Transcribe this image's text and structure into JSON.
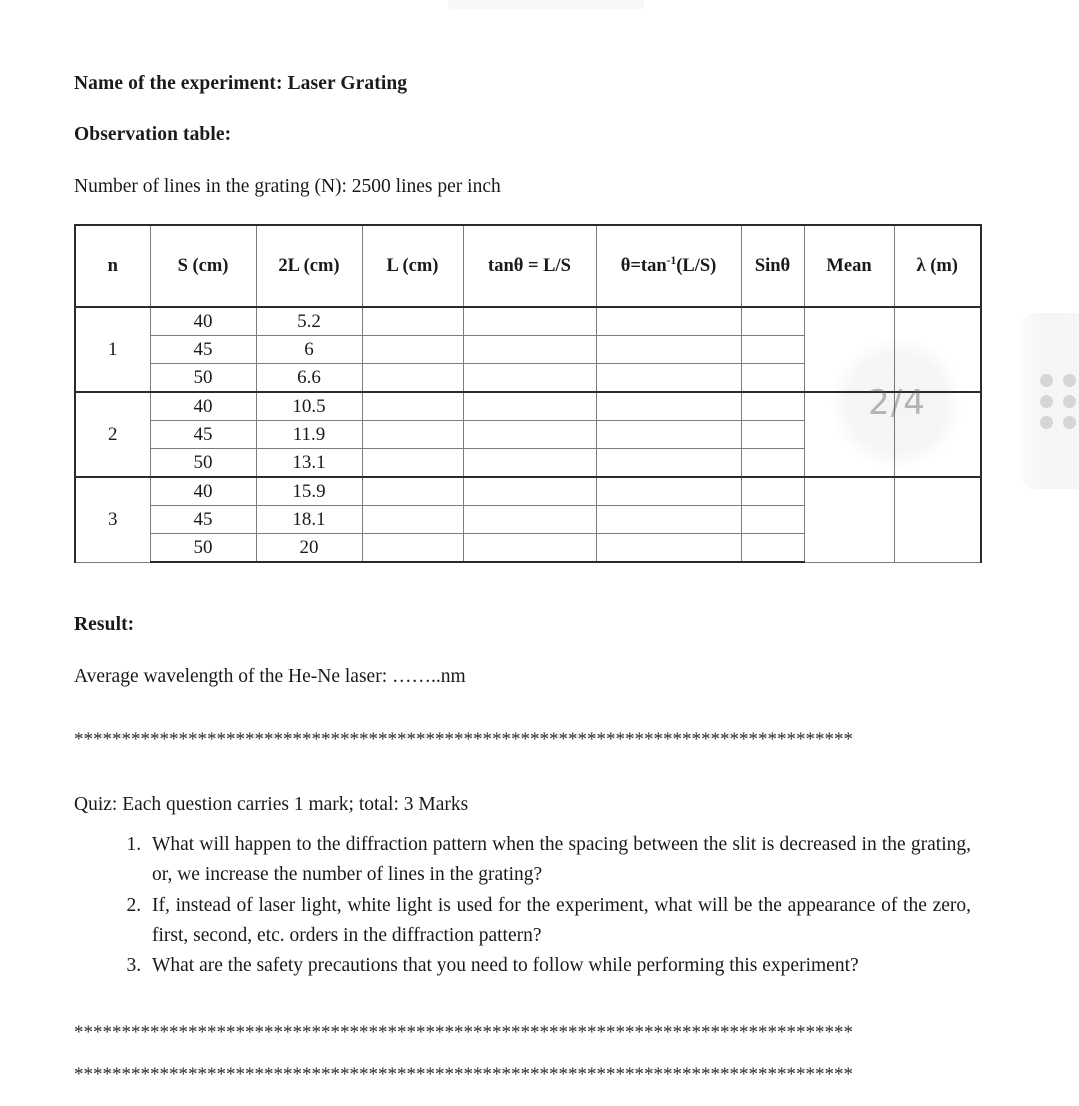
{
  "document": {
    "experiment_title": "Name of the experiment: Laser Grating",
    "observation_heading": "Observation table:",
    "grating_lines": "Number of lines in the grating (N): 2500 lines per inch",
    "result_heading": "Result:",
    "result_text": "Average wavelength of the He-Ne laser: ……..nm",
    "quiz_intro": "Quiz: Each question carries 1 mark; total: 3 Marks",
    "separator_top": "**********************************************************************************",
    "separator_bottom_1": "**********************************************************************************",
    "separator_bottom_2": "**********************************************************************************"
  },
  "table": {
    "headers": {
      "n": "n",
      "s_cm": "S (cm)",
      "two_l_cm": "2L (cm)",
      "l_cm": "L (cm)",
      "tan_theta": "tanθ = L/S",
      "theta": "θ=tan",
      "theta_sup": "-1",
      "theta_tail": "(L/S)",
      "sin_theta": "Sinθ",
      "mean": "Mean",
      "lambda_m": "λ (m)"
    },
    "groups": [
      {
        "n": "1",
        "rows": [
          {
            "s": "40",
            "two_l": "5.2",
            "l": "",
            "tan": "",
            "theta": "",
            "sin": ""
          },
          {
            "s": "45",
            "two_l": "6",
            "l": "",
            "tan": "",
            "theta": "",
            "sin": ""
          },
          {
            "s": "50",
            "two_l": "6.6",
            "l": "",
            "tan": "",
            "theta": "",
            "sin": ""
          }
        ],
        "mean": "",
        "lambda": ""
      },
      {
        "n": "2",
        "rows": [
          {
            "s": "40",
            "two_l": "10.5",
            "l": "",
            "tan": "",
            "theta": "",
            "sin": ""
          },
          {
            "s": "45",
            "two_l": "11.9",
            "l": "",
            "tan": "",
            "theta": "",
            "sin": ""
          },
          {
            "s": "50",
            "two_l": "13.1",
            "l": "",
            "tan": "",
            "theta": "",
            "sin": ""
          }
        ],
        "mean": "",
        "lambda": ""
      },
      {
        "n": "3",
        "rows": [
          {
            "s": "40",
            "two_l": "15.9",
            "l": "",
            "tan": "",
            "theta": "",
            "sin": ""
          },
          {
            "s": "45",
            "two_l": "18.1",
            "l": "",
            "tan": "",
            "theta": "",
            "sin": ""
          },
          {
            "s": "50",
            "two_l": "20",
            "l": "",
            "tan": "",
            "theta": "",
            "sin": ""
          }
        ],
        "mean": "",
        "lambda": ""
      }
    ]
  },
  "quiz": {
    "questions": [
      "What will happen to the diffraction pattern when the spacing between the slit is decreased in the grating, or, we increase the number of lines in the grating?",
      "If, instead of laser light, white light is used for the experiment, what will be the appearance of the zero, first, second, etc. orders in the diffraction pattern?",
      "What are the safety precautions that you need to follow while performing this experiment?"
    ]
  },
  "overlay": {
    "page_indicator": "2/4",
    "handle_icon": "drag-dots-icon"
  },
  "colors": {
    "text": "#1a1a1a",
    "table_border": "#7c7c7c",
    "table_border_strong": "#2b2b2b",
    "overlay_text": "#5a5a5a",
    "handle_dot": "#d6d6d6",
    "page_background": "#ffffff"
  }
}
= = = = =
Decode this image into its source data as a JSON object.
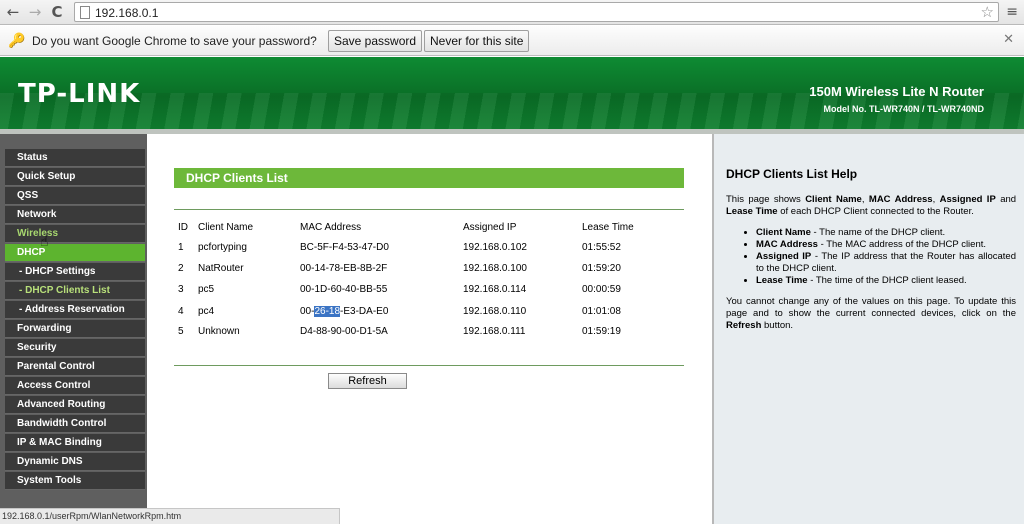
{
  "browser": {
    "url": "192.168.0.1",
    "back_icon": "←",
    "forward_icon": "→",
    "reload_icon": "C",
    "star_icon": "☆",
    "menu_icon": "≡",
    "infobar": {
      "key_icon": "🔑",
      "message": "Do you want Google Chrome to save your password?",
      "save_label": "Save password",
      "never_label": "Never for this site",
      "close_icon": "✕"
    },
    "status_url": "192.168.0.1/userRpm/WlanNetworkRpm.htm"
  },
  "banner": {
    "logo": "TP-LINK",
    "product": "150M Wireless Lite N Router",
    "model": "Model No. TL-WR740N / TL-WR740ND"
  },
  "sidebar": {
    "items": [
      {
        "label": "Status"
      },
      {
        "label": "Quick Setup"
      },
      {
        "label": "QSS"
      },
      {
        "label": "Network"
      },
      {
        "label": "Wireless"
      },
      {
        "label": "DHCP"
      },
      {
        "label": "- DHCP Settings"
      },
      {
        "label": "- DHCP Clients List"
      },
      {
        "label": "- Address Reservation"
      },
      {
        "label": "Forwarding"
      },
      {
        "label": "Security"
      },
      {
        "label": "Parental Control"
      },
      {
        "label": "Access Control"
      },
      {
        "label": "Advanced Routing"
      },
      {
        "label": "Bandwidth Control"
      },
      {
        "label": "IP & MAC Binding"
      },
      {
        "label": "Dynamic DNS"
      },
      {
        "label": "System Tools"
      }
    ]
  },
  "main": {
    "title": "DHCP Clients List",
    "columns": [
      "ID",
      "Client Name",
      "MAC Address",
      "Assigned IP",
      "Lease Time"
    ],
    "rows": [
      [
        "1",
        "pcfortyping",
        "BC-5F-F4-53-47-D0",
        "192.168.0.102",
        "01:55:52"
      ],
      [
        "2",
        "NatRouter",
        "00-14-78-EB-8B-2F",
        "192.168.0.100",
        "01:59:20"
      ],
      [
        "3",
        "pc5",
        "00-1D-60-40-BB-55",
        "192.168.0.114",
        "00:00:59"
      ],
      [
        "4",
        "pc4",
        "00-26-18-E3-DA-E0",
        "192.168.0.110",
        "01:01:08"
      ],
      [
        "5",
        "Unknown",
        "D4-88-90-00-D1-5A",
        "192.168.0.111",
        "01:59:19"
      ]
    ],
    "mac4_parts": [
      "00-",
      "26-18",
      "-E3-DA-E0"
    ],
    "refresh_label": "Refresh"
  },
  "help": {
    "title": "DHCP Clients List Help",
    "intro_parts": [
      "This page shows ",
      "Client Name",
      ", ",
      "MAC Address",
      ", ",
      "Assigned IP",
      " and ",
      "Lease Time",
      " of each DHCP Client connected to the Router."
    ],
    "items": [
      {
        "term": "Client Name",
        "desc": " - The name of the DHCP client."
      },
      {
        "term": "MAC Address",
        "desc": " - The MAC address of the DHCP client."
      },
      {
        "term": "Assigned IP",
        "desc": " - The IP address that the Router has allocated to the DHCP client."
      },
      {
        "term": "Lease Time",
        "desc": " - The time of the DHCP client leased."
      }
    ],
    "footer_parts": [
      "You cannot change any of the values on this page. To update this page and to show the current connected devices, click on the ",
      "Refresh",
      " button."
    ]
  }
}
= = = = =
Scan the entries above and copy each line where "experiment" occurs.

> **REPLY TO THE EXERCISE**:
    "experiment_title": "Name of the experiment: Laser Grating",
      "If, instead of laser light, white light is used for the experiment, what will be the appearance of the zero, first, second, etc. orders in the diffraction pattern?",
      "What are the safety precautions that you need to follow while performing this experiment?"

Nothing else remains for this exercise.